Data about app and page elements
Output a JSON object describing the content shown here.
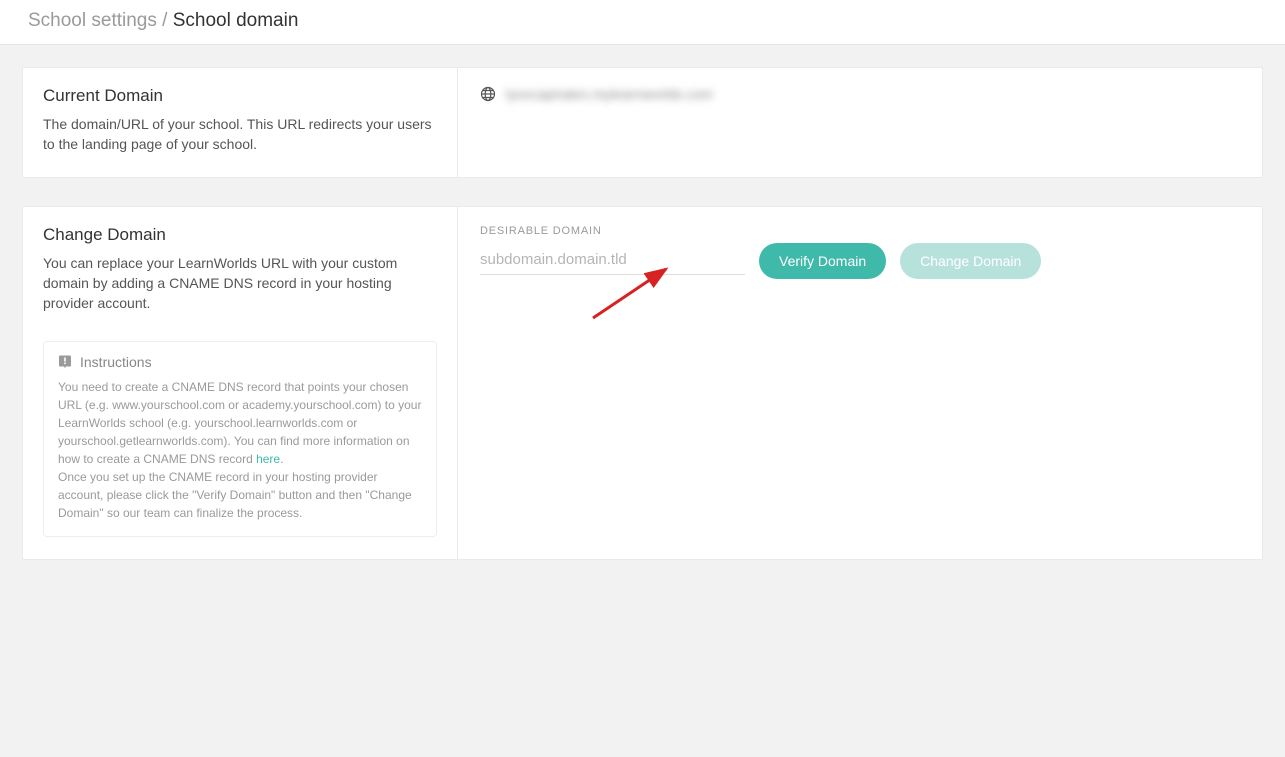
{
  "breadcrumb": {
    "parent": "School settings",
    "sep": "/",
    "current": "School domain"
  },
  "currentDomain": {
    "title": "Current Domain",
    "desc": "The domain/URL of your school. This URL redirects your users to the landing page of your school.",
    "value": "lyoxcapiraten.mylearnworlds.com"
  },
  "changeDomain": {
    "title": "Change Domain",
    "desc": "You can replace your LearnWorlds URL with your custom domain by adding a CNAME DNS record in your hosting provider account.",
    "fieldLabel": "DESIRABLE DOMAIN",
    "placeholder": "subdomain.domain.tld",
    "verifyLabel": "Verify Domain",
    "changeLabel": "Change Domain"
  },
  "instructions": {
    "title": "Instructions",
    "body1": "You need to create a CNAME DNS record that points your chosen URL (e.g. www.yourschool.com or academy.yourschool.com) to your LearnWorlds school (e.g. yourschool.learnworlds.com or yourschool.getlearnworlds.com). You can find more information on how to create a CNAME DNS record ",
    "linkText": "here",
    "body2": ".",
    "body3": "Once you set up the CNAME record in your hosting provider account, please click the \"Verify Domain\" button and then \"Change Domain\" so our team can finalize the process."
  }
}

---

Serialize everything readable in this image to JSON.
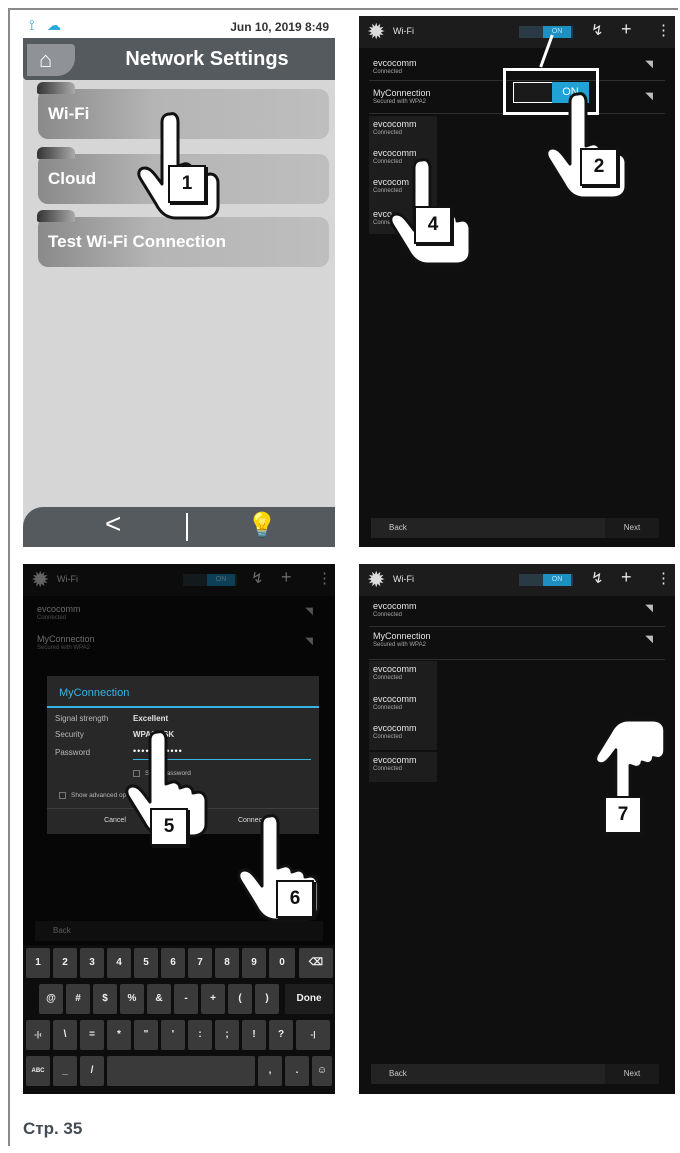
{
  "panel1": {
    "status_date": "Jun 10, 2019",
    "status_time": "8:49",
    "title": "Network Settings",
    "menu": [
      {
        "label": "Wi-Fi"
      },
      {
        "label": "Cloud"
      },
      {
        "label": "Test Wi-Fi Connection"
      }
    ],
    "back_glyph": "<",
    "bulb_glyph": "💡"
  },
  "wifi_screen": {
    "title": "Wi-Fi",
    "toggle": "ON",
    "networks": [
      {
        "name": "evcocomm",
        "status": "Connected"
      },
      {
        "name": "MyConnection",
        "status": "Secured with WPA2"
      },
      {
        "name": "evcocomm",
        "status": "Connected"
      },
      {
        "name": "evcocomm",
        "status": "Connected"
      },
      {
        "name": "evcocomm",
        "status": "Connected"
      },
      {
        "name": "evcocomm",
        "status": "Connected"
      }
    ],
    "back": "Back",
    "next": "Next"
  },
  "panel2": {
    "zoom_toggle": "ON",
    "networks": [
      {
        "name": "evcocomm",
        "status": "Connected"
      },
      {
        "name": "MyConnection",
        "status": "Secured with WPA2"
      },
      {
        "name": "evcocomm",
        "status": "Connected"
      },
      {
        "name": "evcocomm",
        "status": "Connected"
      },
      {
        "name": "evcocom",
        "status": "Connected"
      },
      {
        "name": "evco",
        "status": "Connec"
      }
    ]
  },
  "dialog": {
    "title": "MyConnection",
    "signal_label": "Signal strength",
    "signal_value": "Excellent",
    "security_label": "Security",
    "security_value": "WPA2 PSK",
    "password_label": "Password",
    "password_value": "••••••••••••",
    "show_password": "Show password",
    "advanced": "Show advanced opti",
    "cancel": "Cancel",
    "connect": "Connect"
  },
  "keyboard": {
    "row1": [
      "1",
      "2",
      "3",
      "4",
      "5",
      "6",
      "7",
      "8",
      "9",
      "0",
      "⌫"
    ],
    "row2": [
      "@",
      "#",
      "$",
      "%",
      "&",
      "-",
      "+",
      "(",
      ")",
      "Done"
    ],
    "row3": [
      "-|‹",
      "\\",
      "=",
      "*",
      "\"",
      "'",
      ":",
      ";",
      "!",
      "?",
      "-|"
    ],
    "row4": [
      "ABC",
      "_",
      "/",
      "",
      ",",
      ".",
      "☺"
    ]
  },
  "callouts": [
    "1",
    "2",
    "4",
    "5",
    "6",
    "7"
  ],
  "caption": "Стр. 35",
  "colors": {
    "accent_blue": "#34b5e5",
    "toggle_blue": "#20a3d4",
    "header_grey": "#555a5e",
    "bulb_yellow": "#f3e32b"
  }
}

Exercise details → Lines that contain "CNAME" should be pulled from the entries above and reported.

Task answer →
    "desc": "You can replace your LearnWorlds URL with your custom domain by adding a CNAME DNS record in your hosting provider account.",
    "body1": "You need to create a CNAME DNS record that points your chosen URL (e.g. www.yourschool.com or academy.yourschool.com) to your LearnWorlds school (e.g. yourschool.learnworlds.com or yourschool.getlearnworlds.com). You can find more information on how to create a CNAME DNS record ",
    "body3": "Once you set up the CNAME record in your hosting provider account, please click the \"Verify Domain\" button and then \"Change Domain\" so our team can finalize the process."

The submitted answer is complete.